Last month, director Roman Polanski gave us the 22nd version of Charles Dickens' "Oliver Twist." It was a competently made movie that did absolutely nothing new or different with the story and came and went at the box office.
Today sees the release of director Joe Wright's "Pride & Prejudice," the 11th version of the Jane Austen novel about a group of sisters and an unexpected arrival. It too is competently made, does absolutely nothing new or different with the story and will likely do the same kind of box office numbers as Polanski's film.
These two books by Austen and Dickens are easily two of the best novels of all time, but really - how is making multiple, carbon-copy movies serving anyone? The only rock-solid demographics for this version are Austen devotees and lovers of period dramas. Counting on the mostly teen fan base of leading lady Keira Knightley to check it out (especially after her D.O.A. "Domino") is a shaky bet.

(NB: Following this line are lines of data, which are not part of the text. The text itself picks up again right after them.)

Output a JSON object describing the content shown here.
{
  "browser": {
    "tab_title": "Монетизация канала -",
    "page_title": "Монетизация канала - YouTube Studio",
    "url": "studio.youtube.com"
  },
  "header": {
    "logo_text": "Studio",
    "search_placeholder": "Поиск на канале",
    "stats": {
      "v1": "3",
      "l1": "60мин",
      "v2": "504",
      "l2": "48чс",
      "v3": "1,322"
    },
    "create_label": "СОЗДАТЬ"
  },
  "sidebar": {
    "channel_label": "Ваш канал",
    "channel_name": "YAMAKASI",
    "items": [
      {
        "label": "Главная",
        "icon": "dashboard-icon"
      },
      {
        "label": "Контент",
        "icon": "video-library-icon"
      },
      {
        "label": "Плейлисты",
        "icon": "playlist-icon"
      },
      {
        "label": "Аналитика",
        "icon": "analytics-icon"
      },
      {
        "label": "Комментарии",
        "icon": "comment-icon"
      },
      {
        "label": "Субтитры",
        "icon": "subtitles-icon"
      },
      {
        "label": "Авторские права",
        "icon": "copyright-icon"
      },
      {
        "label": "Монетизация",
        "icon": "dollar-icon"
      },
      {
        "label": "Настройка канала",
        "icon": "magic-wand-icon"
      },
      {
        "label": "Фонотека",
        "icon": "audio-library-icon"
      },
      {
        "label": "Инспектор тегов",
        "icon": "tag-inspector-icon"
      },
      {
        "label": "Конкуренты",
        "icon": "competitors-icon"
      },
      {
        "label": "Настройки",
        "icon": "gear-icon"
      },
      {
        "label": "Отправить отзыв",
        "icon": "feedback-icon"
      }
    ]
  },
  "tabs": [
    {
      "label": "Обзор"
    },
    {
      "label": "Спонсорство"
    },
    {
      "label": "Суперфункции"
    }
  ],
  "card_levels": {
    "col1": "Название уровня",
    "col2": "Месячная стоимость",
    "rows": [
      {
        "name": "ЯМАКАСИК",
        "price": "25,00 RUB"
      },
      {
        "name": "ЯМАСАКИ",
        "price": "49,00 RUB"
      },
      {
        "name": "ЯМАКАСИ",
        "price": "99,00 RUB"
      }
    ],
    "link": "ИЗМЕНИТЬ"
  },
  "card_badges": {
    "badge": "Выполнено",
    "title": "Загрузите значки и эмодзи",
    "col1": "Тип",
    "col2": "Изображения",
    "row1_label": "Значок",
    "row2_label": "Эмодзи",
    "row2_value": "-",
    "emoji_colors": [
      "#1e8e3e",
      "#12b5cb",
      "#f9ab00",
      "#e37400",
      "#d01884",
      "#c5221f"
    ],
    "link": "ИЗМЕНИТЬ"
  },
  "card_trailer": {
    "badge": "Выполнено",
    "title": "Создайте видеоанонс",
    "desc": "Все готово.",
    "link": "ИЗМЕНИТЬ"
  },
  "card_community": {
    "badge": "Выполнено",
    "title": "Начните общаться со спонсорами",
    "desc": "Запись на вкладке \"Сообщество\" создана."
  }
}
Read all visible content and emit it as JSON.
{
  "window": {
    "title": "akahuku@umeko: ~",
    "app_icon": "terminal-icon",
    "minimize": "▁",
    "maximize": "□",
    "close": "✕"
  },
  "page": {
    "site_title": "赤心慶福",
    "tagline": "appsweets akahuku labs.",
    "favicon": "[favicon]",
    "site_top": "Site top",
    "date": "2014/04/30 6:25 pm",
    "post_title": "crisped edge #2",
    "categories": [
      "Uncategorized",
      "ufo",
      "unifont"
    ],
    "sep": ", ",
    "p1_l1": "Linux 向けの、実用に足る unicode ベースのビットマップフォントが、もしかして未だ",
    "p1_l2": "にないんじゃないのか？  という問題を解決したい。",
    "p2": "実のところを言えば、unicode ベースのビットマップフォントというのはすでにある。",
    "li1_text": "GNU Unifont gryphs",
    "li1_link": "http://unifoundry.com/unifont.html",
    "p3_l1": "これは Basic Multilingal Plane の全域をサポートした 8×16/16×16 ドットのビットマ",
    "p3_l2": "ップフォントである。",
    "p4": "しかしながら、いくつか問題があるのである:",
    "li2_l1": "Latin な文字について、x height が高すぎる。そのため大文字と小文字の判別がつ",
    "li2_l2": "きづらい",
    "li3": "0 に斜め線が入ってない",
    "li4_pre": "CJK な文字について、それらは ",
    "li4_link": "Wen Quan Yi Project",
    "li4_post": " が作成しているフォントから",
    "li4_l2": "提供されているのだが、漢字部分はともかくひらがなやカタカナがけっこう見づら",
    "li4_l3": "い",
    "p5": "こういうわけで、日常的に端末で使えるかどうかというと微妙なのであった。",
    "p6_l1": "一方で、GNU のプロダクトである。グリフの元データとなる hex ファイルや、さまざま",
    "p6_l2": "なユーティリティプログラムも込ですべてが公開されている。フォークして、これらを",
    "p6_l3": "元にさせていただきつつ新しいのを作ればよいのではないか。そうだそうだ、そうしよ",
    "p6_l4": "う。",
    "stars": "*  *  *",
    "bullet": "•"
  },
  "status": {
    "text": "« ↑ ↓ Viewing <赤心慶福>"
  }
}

Wright does everything any director could with the material, all of the actors turn in decent performances, the set and costumes designs are right on the nose ... and no one cares. As good as Austen's and Dickens' books are, they come off feeling stuffy and dated. The same can be said for most Shakespeare plays. The stories themselves are timeless classics, but the language used to convey the message falls on mostly deaf ears. All of the proper, frilly Old English banter bores most of us to death.
As cheesy and tacky as it was, last year's Bollywood fiasco "Bride & Prejudice" at least had the gumption to give the story a little snap. Almost as tacky was Baz Luhrmann's punk-rock take on "Romeo & Juliet." Automatic weapons and glam costumes were more than enough to make people overlook Shakespeare's iambic pentameter.
Though few of its fans know it, "Clueless" was based on Austen's "Emma," and it was one of those rare teenage chick flicks that made big bucks, snared a considerable male following and wowed the critics. "Pride & Prejudice" is a prime candidate for a "Clueless" style make-over. Snobbery, class warfare, wanting what you can't have, sibling rivalry - it still goes on. Times may change, but people's often petty motivations never go out of style.
The problem here isn't the message, it's the all too familiar messenger. Give that old jalopy an overhaul. Slap a fresh coat of paint on that crusty mansion. Give us something new! (Focus Features)